Michael Arrington at TechCrunch analyses the IPO prospectus of Intelius, a company run by Naveen Jain of Bubble 1.0 Infospace fame, and discovers that most of Intelius’s growth in the past year (growth, not revenue) has come from the equivalent of a sleazy “FREE IPOD!”-type deal that has generated hundreds of consumer complaints.
Mike walks through the process by which Intelius customers are offered “$10 CASH BACK!” for vague information-related services only to be socked with a $20 charge on their credit cards each month in perpetuity. Presumably all this is disclosed somewhere, in some fine print, but it’s not hard to see why customers are complaining.
Intelius’s defence, articulated so far only by Naveen’s son, is that lots of other companies pitch similar “offers,” such as VistaPrint and Buy.com. And that’s probably true. But that doesn’t make Intelius a quality company or this an admirable business practice.

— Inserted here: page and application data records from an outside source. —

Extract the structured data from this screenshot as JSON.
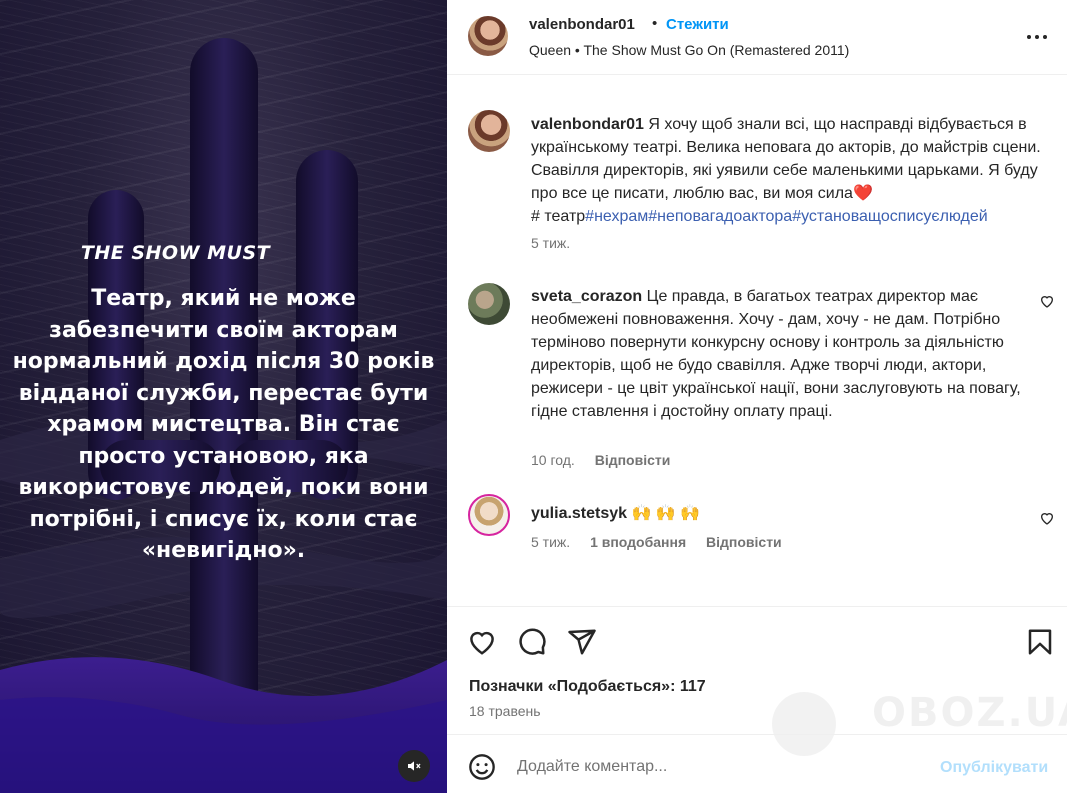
{
  "story": {
    "heading": "THE SHOW MUST",
    "body": "Театр, який не може забезпечити своїм акторам нормальний дохід після 30 років відданої служби, перестає бути храмом мистецтва. Він стає просто установою, яка використовує людей, поки вони потрібні, і списує їх, коли стає «невигідно».",
    "mute_icon": "speaker-muted-icon"
  },
  "header": {
    "username": "valenbondar01",
    "dot": "•",
    "follow_label": "Стежити",
    "music": "Queen • The Show Must Go On (Remastered 2011)",
    "more_icon": "more-horizontal-icon"
  },
  "caption": {
    "username": "valenbondar01",
    "text": "Я хочу щоб знали всі, що насправді відбувається в українському театрі. Велика неповага до акторів, до майстрів сцени. Свавілля директорів, які уявили себе маленькими царьками. Я буду про все це писати, люблю вас, ви моя сила",
    "heart_emoji": "❤️",
    "hash_prefix": "# театр",
    "tags": "#нехрам#неповагадоактора#установащосписуєлюдей",
    "time": "5 тиж."
  },
  "comments": [
    {
      "username": "sveta_corazon",
      "text": "Це правда, в багатьох театрах директор має необмежені повноваження. Хочу - дам, хочу - не дам. Потрібно терміново повернути конкурсну основу і контроль за діяльністю директорів, щоб не будо свавілля. Адже творчі люди, актори, режисери - це цвіт української нації, вони заслуговують на повагу, гідне ставлення і достойну оплату праці.",
      "time": "10 год.",
      "reply_label": "Відповісти"
    },
    {
      "username": "yulia.stetsyk",
      "text": "🙌 🙌 🙌",
      "time": "5 тиж.",
      "likes_label": "1 вподобання",
      "reply_label": "Відповісти"
    }
  ],
  "actions": {
    "icons": [
      "heart-icon",
      "comment-icon",
      "share-icon",
      "bookmark-icon"
    ],
    "likes_text": "Позначки «Подобається»: 117",
    "date": "18 травень"
  },
  "add_comment": {
    "placeholder": "Додайте коментар...",
    "publish_label": "Опублікувати"
  },
  "watermark": "OBOZ.UA",
  "colors": {
    "accent": "#0095f6",
    "publish_disabled": "#b2dffc",
    "tag": "#3b5fb0",
    "like_heart": "#ed4956"
  }
}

In fact, if the majority of Intelius’s growth really is coming from a single dubious deal like this, potential investors should run away screaming.
I have had some history with Naveen, having blown myself to smithereens by buying into his Infospace story back in the bubble days–and, later, having been accused of fraud by dissing his stock (and him) in email while still rating it Buy.* Infospace was far from the only stock I stayed with too long that year–AOL Time Warner and Yahoo jump to mind–but the combination of INSP’s blow up with Naveen’s gale-force hype made the experience particularly galling, especially after some of the allegations about his personal business practices appeared.
I don’t know what the truth about those personal business practices is, and I look forward to hearing Naveen himself respond to the TechCrunch story. In the meantime, a hat tip to Mike for some excellent detective work.
*Why did I maintain the rating? In short, because having ridden the stock all the way down, I didn’t want to compound the disaster by downgrading at the bottom. (At the time, I am embarrassed to say, I still believed in Infospace’s wireless story. In the fall of 2000, when that story finally began to show cracks, we cut the stock. I wish this were the only call I made in 2000 that I feel like an idiot about.)